*** Opening of EXERCISE MATERIAL ***

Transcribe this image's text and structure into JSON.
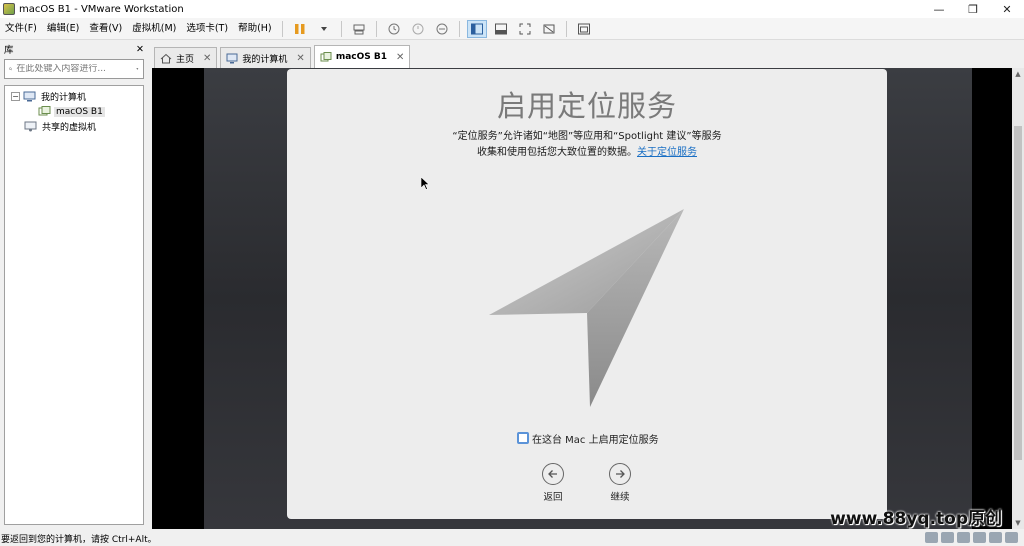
{
  "window": {
    "title": "macOS B1 - VMware Workstation",
    "controls": [
      "—",
      "❐",
      "✕"
    ]
  },
  "menu": {
    "items": [
      "文件(F)",
      "编辑(E)",
      "查看(V)",
      "虚拟机(M)",
      "选项卡(T)",
      "帮助(H)"
    ]
  },
  "library": {
    "title": "库",
    "close": "✕",
    "search_placeholder": "在此处键入内容进行...",
    "tree": {
      "my_computer": "我的计算机",
      "vm": "macOS B1",
      "shared": "共享的虚拟机"
    }
  },
  "tabs": [
    {
      "label": "主页",
      "close": "✕"
    },
    {
      "label": "我的计算机",
      "close": "✕"
    },
    {
      "label": "macOS B1",
      "close": "✕"
    }
  ],
  "setup": {
    "title": "启用定位服务",
    "desc_line1": "“定位服务”允许诸如“地图”等应用和“Spotlight 建议”等服务",
    "desc_line2": "收集和使用包括您大致位置的数据。",
    "link": "关于定位服务",
    "checkbox_label": "在这台 Mac 上启用定位服务",
    "back_label": "返回",
    "continue_label": "继续"
  },
  "statusbar": {
    "text": "要返回到您的计算机，请按 Ctrl+Alt。"
  },
  "watermark": "www.88yq.top原创",
  "colors": {
    "link": "#1a6fc4",
    "checkbox_border": "#5b93d8",
    "toolbar_active": "#cce4f7"
  }
}
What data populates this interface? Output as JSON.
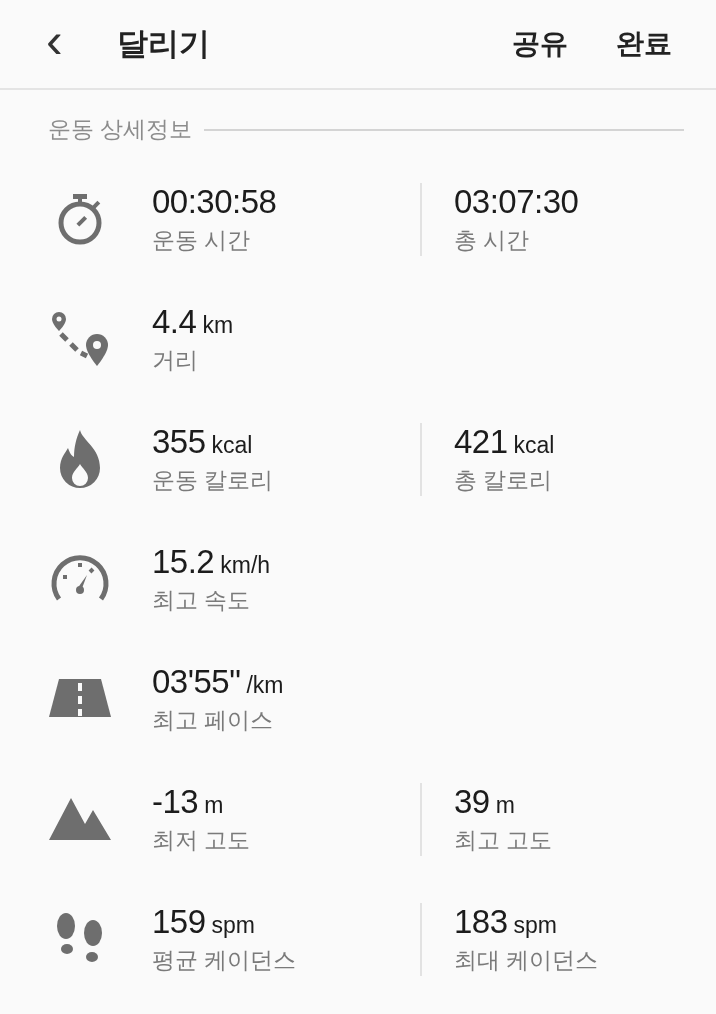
{
  "header": {
    "back": "‹",
    "title": "달리기",
    "actions": [
      "공유",
      "완료"
    ]
  },
  "section": {
    "title": "운동 상세정보"
  },
  "rows": [
    {
      "stats": [
        {
          "value": "00:30:58",
          "label": "운동 시간"
        },
        {
          "value": "03:07:30",
          "label": "총 시간"
        }
      ]
    },
    {
      "stats": [
        {
          "value": "4.4",
          "unit": "km",
          "label": "거리"
        }
      ]
    },
    {
      "stats": [
        {
          "value": "355",
          "unit": "kcal",
          "label": "운동 칼로리"
        },
        {
          "value": "421",
          "unit": "kcal",
          "label": "총 칼로리"
        }
      ]
    },
    {
      "stats": [
        {
          "value": "15.2",
          "unit": "km/h",
          "label": "최고 속도"
        }
      ]
    },
    {
      "stats": [
        {
          "value": "03'55\"",
          "unit": "/km",
          "label": "최고 페이스"
        }
      ]
    },
    {
      "stats": [
        {
          "value": "-13",
          "unit": "m",
          "label": "최저 고도"
        },
        {
          "value": "39",
          "unit": "m",
          "label": "최고 고도"
        }
      ]
    },
    {
      "stats": [
        {
          "value": "159",
          "unit": "spm",
          "label": "평균 케이던스"
        },
        {
          "value": "183",
          "unit": "spm",
          "label": "최대 케이던스"
        }
      ]
    }
  ]
}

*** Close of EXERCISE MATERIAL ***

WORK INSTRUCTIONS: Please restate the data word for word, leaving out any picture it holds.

OUTPUT OF THE EXERCISE:
Transcribe this image's text and structure into JSON.
{
  "window": {
    "title": "macOS B1 - VMware Workstation",
    "controls": [
      "—",
      "❐",
      "✕"
    ]
  },
  "menu": {
    "items": [
      "文件(F)",
      "编辑(E)",
      "查看(V)",
      "虚拟机(M)",
      "选项卡(T)",
      "帮助(H)"
    ]
  },
  "library": {
    "title": "库",
    "close": "✕",
    "search_placeholder": "在此处键入内容进行...",
    "tree": {
      "my_computer": "我的计算机",
      "vm": "macOS B1",
      "shared": "共享的虚拟机"
    }
  },
  "tabs": [
    {
      "label": "主页",
      "close": "✕"
    },
    {
      "label": "我的计算机",
      "close": "✕"
    },
    {
      "label": "macOS B1",
      "close": "✕"
    }
  ],
  "setup": {
    "title": "启用定位服务",
    "desc_line1": "“定位服务”允许诸如“地图”等应用和“Spotlight 建议”等服务",
    "desc_line2": "收集和使用包括您大致位置的数据。",
    "link": "关于定位服务",
    "checkbox_label": "在这台 Mac 上启用定位服务",
    "back_label": "返回",
    "continue_label": "继续"
  },
  "statusbar": {
    "text": "要返回到您的计算机，请按 Ctrl+Alt。"
  },
  "watermark": "www.88yq.top原创",
  "colors": {
    "link": "#1a6fc4",
    "checkbox_border": "#5b93d8",
    "toolbar_active": "#cce4f7"
  }
}
What data populates this interface? Output as JSON.
{
  "header": {
    "back": "‹",
    "title": "달리기",
    "actions": [
      "공유",
      "완료"
    ]
  },
  "section": {
    "title": "운동 상세정보"
  },
  "rows": [
    {
      "stats": [
        {
          "value": "00:30:58",
          "label": "운동 시간"
        },
        {
          "value": "03:07:30",
          "label": "총 시간"
        }
      ]
    },
    {
      "stats": [
        {
          "value": "4.4",
          "unit": "km",
          "label": "거리"
        }
      ]
    },
    {
      "stats": [
        {
          "value": "355",
          "unit": "kcal",
          "label": "운동 칼로리"
        },
        {
          "value": "421",
          "unit": "kcal",
          "label": "총 칼로리"
        }
      ]
    },
    {
      "stats": [
        {
          "value": "15.2",
          "unit": "km/h",
          "label": "최고 속도"
        }
      ]
    },
    {
      "stats": [
        {
          "value": "03'55\"",
          "unit": "/km",
          "label": "최고 페이스"
        }
      ]
    },
    {
      "stats": [
        {
          "value": "-13",
          "unit": "m",
          "label": "최저 고도"
        },
        {
          "value": "39",
          "unit": "m",
          "label": "최고 고도"
        }
      ]
    },
    {
      "stats": [
        {
          "value": "159",
          "unit": "spm",
          "label": "평균 케이던스"
        },
        {
          "value": "183",
          "unit": "spm",
          "label": "최대 케이던스"
        }
      ]
    }
  ]
}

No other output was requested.